I pressed my forehead against the frigid glass, let the cold seep into my skull and wrap around my mind. The empty wall of optimism I built for mum and Ellis crumbled. What was I doing here? This wasn't me. This house, this room, this whole situation, it all seemed... right somehow. Which felt wrong.
I sighed heavily, my breath fogged up the window and blocked my wistful gaze of longing outside. Using the side of my hand, I wiped off the water, when something in the forest caught my eye. A glint, I swear I saw it. Some sort of yellow flash from deep inside the woods. Maybe it was a camera flash, perhaps someone's flashlight? But who would be out there in the middle of the forest at night? I squinted, trying to see if I could see it again. Maybe it was just my imagination. Staring harder and harder into the forest, I felt like the flash was about to happen any second. I could feel it. Someone, or something, was out there.
"SAGAN!" Ellis yelled my name, making me jump in my chair. I clasped a hand to my chest, felt the rampage of my heart. "One of our neighbor's came to meet us," Ellis continued. "Come say hello."
Honestly, the last thing I wanted to do was get to know the neighbors. It was like finally making contact and finalizing with this new and unwanted life. Still, I'd always been the kind of person who was conscious of propriety, so I tromped down the stairs, pushing my green and black glasses back up my long, straight nose as I tried to fix a polite and mildly curious expression onto my face. I had no idea how that was working, but went with it.
When I reached the bottom, I turned to the door where Ellis and mum were standing and waiting for me. When I didn't move forward into the line of view, mum "helpfully" opened the door to its widest so as to create an avenue of sight between the new people and myself.

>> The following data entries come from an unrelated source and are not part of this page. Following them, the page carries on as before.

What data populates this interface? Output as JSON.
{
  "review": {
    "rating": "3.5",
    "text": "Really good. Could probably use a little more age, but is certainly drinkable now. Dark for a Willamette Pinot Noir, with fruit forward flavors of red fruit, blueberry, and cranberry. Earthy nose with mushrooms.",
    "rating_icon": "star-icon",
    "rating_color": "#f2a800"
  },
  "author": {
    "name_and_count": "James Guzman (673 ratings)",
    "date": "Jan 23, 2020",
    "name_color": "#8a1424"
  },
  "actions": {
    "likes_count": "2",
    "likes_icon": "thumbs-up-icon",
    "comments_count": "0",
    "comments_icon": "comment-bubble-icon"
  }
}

Of course I should have seen what was coming next. The house was lovely, I was being semi-sub-consciously optimistic about this new life, and it didn't really seem that bad when I thought about it; so why should the people be any different? There in front of me stood a pleasant-looking lady -- albeit slightly hunchbacked -- with greying auburn hair and a wrinkling face holding the shoulders of 2 similar-looking people. The one on my right was a female with dark brown hair that fell in waves to mid-chest, and the one on my left was a male with short spiky hair of the same colour. Both had blue eyes, though the girl's were a shimmering sky-blue like the older lady's, while the boy had deep sea blue eyes; each was smiling pleasantly. I already knew I'd like them like I liked the house, no matter how much I tried to talk myself out of it.
"Sagan," Ellis said, "These are our next-door neighbours. Tina Newman and her kids, Sera and Toby. They're around your age."
I resisted the urge to make a sarcastic comment about how I could see that for myself, partly because I didn't want to show up my mum and partly because I wasn't sure how it would go down with the boy and girl standing in front of me. Instead I smiled a little wider and waited to see what would happen next.
"Nice to meet you," Toby offered, his mouth quirking up at one side into a little mini-grin. Mum shot me an encouraging look and twitched her head in the direction of the stairs. I took her incredibly subtle hint and offered to give Toby and Sera the grand tour. After watching them exchange a glance in which I assumed they were doing some kind of sibling telepathy thing, Sera turned to me and nodded.
"That'd be cool, thanks." Her voice, like Toby's, had something musical about it. I turned and lead them into the house, hoping I could get through the next hour or so without somehow giving them a reason to hate me.